● Work to complete:
In the records below, tally the lines that contain the word "Finish" and give only that number.

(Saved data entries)
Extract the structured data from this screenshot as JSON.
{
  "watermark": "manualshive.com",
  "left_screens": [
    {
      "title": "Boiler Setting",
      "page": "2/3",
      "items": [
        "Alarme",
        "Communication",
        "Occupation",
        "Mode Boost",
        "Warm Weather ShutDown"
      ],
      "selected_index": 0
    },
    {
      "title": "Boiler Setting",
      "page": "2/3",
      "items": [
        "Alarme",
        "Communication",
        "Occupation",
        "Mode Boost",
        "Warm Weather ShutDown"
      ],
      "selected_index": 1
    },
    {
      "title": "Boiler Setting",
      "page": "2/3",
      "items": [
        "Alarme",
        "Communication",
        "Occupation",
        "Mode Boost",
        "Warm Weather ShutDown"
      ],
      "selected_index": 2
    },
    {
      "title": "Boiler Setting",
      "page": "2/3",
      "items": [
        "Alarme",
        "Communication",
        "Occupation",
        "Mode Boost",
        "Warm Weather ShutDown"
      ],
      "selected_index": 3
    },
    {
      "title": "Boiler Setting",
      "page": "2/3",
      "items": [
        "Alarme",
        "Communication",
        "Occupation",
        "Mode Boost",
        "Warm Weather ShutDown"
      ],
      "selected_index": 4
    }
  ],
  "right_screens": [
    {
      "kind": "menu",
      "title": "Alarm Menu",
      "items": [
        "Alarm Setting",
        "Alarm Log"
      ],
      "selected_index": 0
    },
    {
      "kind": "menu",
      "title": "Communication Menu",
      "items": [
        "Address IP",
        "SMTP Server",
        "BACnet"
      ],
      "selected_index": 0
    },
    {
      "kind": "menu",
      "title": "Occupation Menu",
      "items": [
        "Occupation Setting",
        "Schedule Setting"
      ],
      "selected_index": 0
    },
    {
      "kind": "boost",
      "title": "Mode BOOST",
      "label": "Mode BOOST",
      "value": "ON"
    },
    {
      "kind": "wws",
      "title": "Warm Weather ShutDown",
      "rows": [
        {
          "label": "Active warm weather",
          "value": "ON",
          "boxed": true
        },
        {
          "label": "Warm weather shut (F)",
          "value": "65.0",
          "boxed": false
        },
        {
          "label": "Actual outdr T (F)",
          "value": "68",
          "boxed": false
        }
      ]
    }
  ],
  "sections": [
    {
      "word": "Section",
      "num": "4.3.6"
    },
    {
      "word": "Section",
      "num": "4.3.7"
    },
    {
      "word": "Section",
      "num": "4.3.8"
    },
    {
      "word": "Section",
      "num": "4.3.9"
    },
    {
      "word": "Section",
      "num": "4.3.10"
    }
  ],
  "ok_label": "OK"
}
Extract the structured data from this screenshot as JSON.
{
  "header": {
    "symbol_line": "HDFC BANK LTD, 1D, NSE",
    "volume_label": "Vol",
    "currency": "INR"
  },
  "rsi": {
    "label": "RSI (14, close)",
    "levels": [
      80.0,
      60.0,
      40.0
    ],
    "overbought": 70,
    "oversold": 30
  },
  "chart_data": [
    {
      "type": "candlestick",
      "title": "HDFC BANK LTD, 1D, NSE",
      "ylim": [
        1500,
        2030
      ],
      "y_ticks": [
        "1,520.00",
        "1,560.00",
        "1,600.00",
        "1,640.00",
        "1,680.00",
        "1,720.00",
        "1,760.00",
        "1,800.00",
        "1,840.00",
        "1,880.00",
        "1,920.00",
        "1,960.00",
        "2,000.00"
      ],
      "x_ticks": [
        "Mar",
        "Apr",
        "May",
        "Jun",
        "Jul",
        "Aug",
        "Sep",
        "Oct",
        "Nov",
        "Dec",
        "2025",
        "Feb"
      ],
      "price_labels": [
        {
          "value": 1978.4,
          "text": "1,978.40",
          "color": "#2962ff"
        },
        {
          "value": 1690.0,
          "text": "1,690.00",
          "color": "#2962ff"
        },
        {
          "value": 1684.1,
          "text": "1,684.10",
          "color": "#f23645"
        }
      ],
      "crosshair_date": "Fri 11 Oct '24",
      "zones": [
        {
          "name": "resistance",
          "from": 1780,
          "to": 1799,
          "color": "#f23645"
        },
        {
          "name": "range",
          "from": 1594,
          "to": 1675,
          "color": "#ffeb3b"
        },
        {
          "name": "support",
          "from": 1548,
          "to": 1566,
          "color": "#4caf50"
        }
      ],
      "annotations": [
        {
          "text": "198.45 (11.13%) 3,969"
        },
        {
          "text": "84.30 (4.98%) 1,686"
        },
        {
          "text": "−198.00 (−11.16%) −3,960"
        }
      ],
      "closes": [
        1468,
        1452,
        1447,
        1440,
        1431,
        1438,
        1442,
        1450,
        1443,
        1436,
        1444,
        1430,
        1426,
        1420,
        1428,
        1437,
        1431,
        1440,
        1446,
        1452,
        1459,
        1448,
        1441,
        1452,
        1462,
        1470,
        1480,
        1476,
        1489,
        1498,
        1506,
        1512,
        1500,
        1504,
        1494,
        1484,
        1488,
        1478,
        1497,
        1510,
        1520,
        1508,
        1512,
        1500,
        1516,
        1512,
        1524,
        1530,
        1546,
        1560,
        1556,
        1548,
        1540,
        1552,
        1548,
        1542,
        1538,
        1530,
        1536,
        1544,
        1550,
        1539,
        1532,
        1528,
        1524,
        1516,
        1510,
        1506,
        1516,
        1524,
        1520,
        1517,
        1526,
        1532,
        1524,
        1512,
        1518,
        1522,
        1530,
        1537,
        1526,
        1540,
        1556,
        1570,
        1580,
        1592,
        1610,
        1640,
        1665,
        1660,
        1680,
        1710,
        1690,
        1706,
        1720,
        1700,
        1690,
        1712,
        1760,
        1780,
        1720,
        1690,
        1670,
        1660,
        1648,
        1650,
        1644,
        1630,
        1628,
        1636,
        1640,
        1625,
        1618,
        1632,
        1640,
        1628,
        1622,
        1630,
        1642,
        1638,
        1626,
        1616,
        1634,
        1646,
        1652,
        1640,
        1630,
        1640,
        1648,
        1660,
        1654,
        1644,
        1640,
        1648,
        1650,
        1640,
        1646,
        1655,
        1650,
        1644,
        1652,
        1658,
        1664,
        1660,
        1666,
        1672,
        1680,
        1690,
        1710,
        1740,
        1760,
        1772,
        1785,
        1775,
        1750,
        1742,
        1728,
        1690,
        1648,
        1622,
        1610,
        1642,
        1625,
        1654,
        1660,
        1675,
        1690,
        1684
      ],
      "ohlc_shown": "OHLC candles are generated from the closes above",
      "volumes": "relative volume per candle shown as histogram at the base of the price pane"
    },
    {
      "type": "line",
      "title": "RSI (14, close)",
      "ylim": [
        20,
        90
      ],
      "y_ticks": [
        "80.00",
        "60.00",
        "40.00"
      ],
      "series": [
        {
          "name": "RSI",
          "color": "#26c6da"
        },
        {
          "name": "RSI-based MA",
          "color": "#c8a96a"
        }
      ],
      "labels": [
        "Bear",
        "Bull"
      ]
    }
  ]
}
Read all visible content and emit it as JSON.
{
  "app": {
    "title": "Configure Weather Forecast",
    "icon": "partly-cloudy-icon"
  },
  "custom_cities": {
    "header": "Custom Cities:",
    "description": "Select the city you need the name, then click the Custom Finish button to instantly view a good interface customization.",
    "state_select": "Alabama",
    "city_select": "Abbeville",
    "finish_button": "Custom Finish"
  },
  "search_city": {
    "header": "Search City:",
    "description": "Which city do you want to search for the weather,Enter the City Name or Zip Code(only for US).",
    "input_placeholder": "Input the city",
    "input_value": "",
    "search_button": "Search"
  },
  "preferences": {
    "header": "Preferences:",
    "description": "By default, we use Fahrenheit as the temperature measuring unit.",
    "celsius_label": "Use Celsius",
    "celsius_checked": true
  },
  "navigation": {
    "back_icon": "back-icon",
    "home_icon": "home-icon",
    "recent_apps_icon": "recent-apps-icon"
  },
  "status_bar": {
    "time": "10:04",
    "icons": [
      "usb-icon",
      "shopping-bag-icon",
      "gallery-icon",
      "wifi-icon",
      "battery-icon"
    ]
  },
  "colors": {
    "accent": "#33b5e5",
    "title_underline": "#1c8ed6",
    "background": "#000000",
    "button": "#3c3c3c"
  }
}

● Written response:
2